Tesco plans ‘are open to change’

editorial image
0
Have your say

HUNDREDS of Scarborough residents took the opportunity to discuss plans for a new Tesco superstore yesterday.

Representatives of the supermarket giant as well as members of Scarborough’s Urban Space Group were on hand to meet members of the public.

John Womack, who is objecting to the plan, points to the area where he lives. Photo by Dave Barry 110737c

John Womack, who is objecting to the plan, points to the area where he lives. Photo by Dave Barry 110737c

The plans for the huge new town centre store remain controversial, with many opposed to the development but others saying they backed the plans.

The five-hour event, hosted by Scarborough Open Area Forum, was held at Scarborough Library yesterday.

Deborah Hayeems, regional corporate affairs manager for Tesco, said she was enjoying talking to people about the proposals.

“It’s nice to speak to people and get detailed feedback,” she said. “The plans are absolutely open to change. They’re not fixed yet.

“The Urban Space Group have given us some very good and detailed feedback.
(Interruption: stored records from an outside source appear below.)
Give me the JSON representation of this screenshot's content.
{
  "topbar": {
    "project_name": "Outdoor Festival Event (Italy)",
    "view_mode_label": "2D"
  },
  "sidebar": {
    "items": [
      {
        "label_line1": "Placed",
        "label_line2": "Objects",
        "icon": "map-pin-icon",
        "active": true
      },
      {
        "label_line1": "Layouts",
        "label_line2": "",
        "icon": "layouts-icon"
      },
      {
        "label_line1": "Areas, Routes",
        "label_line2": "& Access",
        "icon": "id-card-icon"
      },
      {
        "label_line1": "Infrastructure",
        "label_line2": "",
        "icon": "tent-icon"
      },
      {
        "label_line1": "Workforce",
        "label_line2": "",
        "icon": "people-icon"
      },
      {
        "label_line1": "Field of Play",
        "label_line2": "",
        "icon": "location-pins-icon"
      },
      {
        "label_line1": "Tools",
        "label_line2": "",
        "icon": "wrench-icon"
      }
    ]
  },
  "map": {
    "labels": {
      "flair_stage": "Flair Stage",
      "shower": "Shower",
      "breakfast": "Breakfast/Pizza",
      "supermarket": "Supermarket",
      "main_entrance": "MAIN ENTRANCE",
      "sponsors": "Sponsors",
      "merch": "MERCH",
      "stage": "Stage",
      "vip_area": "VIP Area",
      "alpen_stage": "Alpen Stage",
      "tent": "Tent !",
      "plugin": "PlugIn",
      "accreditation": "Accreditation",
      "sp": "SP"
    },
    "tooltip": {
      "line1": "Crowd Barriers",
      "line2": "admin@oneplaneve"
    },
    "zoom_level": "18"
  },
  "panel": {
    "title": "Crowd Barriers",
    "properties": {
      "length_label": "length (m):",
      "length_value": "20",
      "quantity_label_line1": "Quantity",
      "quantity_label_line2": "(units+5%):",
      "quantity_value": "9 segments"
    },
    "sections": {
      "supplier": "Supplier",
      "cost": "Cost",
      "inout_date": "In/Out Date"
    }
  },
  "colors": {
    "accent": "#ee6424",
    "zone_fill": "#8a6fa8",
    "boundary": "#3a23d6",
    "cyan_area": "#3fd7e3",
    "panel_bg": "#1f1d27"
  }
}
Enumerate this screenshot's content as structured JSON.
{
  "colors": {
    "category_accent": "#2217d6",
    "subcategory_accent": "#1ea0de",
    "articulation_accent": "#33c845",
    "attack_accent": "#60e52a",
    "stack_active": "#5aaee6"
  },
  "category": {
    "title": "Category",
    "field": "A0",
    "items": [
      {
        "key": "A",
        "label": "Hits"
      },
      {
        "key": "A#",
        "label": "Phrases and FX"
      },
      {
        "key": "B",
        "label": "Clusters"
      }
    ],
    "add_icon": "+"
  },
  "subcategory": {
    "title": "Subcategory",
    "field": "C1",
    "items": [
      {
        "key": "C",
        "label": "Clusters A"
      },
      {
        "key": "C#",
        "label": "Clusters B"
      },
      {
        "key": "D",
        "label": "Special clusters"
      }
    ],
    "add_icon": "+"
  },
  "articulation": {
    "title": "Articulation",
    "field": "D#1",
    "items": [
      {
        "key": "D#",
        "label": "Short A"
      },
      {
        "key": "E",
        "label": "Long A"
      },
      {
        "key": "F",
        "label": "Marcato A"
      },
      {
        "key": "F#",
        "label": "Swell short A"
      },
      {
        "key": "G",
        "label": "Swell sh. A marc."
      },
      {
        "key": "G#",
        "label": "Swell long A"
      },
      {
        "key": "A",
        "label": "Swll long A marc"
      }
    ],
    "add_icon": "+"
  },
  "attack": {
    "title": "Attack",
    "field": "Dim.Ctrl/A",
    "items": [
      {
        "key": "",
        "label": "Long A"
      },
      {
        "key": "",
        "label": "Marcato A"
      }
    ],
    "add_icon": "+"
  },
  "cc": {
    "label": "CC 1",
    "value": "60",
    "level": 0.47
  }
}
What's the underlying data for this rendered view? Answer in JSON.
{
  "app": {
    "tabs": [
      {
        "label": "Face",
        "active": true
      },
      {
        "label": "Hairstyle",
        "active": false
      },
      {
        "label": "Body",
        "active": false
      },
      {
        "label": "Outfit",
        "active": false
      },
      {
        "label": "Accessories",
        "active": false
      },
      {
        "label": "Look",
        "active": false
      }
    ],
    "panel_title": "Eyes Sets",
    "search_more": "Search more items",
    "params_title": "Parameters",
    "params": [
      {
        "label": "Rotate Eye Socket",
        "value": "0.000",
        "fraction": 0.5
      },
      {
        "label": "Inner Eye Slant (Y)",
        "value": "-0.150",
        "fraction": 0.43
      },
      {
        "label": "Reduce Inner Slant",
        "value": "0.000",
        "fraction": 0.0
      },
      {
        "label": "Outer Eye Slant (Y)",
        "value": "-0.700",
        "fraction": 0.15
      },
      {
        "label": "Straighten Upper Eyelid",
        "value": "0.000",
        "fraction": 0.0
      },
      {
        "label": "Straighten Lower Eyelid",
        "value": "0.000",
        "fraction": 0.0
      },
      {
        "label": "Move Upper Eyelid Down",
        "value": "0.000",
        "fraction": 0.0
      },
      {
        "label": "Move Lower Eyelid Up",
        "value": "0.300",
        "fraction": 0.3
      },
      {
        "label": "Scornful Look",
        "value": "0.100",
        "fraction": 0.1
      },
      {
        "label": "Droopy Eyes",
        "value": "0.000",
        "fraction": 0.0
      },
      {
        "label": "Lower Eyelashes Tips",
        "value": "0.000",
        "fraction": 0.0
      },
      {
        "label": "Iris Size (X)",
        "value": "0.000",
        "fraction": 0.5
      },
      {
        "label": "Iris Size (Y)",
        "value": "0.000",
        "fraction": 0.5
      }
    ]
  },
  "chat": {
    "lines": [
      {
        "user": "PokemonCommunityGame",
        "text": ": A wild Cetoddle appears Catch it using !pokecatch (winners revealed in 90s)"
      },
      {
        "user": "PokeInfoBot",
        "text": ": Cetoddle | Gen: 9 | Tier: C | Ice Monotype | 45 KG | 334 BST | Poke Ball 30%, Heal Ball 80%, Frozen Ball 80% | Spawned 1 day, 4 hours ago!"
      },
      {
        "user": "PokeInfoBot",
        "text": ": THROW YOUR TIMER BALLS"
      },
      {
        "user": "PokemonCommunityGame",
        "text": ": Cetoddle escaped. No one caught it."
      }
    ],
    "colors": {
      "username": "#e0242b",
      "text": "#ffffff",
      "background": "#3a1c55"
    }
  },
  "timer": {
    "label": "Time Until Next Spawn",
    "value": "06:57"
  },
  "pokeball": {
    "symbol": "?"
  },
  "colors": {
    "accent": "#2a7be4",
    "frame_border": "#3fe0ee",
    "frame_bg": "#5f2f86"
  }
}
We’ve got to take it all and piece it all together.”

Nick Hart, chairman of the Urban Space Group, said he had been talking to Tesco over the past few months, in an attempt to influence their plans.

The group has submitted a series of proposals for consideration by Tesco architects.

“We decided to concentrate on five points of the plans which we thought were particularly weak,” he said.

Mr Hart said the group was concerned over plans for a 4.5 metre tall brick wall along part of Dean Road and the lack of an adequate “green corridor” which was included in the council’s planning brief for the site.

The group were also worried about the treatment of the old Dean Road prison and pedestrian entrances to the store.

As the final of the five points, Mr Hart presented alternative plans for two-tier parking at the store with links to the upper floor of the main shop.

“These are all things they can change to significantly improve what they are proposing,” he added.

“At the moment we’re not impressed. It smacks of something put together very quickly to a formula to get a planning application in.

“I think Scarborough is being treated very badly if we can’t get these things at least. Tesco can deliver them.

“At the moment whether you’re a hotelier, resident or shopkeeper this is adding nothing.”

Members of the public attending the event gave differing views on the Tesco plans.

Sandra Wood, of Cross Street, said she hoped the Tesco plans got the go-ahead.

“It will save me going through to Hull to the Tesco Extra there,” she said. “I think it’ll open up the whole of Dean Road as it’s an eyesore at the moment.

“I think the designs are quite nice. When you look at the virtual plans on video it is smart. I can’t wait.” Her husband Jack added: “It’ll be handy for us. I can’t wait for them to lay the first brick.”

However others were opposed, with familiar concerns of increased traffic and likely effects on smaller traders being raised. Elza Fail, who runs the Ellenby Hotel in Queens Parade, said she would oppose the planning application.

“It’s going to be right in the middle of all the tourist businesses,” she said. “It’s not going to be built overnight. With all the noise it’ll cause no-one will want to stay nearby.”

Malcolm Short, who lives in the central ward close to the proposed development, said: “For the plans to go ahead would be totally wrong.

“Trafalgar Street West should not be closed off. The store would be far too big for the residents in the area. It will be a 24-hour operation.

“Tesco say they are listening to people in Scarborough. Let them prove it.”

The planning application for the development was officially submitted to Scarborough Council in January.

If approved, the store would have a 5,472sq metre sales floor – three times the size of the current Westwood store, which will close if the new branch gets the all-clear.

A decision on the plans is expected to be made in April. The closing date for the public consultation period has been extended until the end of this month.